# Goal of the exercise
Search the data for the string "selected" and copy each line where it turns up.

(Dataset rows for apps and sites)
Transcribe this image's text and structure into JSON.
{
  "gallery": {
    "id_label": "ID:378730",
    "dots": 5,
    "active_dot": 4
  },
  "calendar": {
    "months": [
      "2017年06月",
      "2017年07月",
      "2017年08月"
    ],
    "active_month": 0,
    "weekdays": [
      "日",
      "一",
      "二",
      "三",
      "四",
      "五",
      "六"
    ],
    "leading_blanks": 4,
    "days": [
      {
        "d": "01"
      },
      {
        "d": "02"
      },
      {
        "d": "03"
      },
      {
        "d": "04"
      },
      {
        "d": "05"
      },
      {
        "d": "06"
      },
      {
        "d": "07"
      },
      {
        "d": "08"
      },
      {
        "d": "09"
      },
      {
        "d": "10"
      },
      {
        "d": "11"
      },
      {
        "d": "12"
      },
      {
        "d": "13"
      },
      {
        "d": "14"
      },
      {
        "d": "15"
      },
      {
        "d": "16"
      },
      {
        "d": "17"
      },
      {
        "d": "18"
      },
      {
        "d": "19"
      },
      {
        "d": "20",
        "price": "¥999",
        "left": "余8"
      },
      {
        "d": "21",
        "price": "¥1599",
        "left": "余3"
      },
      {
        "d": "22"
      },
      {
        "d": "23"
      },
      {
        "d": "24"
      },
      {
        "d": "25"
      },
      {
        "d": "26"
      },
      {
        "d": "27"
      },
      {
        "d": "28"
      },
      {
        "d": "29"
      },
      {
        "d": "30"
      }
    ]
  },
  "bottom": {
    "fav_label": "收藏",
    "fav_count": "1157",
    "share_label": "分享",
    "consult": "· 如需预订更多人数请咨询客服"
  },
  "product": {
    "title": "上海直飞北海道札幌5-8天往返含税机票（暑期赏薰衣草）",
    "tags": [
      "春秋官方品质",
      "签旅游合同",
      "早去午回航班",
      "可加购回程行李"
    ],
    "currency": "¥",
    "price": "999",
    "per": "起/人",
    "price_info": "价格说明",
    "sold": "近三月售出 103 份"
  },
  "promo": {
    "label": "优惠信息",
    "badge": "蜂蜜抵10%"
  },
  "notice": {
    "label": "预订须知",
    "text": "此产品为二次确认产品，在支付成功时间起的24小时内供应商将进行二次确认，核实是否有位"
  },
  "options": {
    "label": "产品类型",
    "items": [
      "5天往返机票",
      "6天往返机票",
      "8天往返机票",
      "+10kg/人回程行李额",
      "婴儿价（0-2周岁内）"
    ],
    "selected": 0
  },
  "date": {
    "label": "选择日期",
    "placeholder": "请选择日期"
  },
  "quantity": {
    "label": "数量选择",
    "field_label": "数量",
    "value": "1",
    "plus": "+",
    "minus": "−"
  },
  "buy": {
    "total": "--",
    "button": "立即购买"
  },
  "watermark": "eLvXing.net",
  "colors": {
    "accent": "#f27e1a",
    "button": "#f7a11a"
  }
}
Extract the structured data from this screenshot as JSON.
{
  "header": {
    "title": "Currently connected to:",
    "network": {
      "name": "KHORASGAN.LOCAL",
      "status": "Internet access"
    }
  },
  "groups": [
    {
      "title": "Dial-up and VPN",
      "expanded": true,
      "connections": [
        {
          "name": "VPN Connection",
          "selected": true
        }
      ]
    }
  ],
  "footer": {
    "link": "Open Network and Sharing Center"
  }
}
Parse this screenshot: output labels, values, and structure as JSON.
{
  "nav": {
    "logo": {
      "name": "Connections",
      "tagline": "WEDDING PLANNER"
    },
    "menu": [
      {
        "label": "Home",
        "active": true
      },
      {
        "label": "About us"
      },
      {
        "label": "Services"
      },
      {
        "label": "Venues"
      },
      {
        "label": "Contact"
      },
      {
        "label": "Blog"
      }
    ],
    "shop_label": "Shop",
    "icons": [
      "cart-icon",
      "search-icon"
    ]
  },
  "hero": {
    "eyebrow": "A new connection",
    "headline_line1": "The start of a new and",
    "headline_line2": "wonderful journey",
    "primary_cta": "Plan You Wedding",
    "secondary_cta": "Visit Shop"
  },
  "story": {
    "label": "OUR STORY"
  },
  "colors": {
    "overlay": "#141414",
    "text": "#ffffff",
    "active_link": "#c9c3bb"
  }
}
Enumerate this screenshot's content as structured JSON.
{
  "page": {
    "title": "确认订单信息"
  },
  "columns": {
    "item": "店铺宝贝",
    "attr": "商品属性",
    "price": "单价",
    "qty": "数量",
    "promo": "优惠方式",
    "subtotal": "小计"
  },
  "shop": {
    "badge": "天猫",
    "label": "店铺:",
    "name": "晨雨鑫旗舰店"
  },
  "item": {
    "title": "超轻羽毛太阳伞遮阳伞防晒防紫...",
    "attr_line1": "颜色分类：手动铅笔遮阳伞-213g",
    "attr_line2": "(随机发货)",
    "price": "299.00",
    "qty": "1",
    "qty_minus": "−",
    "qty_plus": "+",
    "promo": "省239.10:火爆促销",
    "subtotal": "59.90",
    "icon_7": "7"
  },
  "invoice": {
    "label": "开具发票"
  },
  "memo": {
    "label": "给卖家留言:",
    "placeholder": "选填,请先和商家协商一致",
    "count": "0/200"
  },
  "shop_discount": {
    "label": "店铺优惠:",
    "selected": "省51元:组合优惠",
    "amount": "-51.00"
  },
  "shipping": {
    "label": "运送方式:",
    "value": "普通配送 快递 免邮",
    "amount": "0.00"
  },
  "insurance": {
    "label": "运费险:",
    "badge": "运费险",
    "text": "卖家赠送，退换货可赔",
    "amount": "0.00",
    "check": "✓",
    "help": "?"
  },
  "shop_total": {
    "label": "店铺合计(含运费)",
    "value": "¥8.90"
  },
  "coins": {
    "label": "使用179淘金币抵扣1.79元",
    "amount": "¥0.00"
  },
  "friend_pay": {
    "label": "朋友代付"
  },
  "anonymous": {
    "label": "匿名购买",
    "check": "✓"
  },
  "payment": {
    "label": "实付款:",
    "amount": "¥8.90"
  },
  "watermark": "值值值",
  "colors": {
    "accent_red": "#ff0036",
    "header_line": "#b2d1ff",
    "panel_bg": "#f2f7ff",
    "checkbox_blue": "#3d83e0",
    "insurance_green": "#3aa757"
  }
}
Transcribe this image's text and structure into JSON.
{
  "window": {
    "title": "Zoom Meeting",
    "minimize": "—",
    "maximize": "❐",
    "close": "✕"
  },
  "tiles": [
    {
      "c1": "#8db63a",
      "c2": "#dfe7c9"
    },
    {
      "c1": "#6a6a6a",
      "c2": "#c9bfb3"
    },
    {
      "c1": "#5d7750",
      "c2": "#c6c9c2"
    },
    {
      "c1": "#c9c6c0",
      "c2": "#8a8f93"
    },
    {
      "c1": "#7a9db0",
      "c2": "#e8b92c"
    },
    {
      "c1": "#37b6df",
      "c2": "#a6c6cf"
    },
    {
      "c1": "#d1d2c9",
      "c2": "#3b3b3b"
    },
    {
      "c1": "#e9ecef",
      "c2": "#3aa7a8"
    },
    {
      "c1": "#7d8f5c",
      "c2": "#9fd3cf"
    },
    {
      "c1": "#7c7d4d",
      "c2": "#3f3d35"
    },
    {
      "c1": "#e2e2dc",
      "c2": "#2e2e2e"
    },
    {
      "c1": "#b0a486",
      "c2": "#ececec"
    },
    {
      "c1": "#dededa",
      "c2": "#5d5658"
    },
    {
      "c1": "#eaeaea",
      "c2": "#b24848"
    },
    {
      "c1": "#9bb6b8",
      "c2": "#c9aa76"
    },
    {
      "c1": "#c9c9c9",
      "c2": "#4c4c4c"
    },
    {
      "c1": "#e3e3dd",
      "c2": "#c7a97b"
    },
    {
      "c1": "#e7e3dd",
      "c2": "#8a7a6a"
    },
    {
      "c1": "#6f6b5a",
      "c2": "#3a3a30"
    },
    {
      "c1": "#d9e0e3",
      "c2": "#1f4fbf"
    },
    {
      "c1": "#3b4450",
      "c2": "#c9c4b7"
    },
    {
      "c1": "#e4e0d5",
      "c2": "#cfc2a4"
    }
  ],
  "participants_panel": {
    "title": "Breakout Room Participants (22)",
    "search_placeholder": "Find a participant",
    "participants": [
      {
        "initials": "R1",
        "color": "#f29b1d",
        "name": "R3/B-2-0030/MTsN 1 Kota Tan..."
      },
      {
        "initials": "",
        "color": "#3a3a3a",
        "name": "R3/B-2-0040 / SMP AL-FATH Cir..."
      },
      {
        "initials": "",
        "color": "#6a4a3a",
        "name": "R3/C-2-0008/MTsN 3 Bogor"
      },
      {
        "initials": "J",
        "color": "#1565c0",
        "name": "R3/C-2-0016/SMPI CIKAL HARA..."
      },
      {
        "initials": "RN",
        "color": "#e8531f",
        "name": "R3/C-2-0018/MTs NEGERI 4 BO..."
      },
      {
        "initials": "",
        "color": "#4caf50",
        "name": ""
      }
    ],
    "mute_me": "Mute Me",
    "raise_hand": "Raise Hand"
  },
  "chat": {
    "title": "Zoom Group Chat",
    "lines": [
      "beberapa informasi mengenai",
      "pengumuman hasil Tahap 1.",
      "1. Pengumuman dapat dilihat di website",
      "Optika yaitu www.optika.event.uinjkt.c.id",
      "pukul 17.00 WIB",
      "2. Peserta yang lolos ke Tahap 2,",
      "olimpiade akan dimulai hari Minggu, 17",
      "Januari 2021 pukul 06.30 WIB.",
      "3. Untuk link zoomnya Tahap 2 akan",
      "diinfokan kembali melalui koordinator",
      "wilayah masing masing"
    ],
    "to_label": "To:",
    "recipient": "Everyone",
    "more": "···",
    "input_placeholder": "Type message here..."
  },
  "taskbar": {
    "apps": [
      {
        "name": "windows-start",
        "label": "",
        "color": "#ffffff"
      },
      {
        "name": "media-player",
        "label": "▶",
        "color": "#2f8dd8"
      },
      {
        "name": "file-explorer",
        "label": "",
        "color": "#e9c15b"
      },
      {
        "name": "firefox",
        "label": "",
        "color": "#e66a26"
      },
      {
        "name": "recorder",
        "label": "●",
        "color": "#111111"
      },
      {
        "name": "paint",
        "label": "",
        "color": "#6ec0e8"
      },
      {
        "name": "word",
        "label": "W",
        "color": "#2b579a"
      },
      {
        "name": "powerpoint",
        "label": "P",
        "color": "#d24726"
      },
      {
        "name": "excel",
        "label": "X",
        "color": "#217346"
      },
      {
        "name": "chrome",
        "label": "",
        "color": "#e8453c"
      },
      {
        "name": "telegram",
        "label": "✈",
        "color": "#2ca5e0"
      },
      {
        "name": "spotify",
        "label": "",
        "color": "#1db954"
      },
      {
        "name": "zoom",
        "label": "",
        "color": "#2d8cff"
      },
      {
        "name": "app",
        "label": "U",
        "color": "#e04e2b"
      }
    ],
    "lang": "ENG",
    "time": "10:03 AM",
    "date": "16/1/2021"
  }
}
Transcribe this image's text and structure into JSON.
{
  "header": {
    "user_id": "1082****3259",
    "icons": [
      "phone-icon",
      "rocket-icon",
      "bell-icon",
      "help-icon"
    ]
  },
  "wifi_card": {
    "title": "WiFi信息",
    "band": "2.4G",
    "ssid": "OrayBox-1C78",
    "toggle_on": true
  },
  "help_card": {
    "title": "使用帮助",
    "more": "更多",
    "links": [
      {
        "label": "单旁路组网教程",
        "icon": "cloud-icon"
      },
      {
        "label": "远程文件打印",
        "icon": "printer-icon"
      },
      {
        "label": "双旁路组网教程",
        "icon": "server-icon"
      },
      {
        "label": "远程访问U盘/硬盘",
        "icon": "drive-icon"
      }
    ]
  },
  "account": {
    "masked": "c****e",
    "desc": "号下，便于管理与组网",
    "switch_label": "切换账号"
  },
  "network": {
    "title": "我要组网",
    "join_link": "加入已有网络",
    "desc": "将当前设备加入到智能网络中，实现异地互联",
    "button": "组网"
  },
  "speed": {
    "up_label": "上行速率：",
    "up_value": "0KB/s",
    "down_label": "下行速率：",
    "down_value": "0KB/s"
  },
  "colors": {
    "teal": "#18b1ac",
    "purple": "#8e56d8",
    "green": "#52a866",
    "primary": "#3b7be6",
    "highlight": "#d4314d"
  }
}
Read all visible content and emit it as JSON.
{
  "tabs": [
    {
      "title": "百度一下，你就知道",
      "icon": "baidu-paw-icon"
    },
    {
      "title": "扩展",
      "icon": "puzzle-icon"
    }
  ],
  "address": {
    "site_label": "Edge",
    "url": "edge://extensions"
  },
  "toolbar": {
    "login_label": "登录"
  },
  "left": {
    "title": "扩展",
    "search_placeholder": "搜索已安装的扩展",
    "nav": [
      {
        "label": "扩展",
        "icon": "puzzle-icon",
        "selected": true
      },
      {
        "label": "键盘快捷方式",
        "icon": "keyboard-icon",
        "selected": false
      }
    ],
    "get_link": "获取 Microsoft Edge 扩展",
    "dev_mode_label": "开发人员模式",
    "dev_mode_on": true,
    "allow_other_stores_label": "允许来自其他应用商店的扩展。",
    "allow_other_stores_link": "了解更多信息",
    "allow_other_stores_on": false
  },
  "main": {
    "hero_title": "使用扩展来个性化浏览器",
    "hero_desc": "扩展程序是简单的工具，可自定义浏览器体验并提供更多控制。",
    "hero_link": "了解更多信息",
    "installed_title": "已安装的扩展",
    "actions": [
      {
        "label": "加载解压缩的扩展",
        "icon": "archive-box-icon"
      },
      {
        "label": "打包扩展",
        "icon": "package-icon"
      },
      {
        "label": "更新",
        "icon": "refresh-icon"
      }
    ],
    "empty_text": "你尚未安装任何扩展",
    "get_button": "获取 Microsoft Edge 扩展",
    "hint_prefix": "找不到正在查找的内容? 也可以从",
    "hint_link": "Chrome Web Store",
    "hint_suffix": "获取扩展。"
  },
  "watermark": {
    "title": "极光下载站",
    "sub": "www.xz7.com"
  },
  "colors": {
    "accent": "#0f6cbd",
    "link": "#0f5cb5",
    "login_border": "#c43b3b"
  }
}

# Result
    "selected": 0
          "selected": true
    "selected": "省51元:组合优惠",
        "selected": true
        "selected": false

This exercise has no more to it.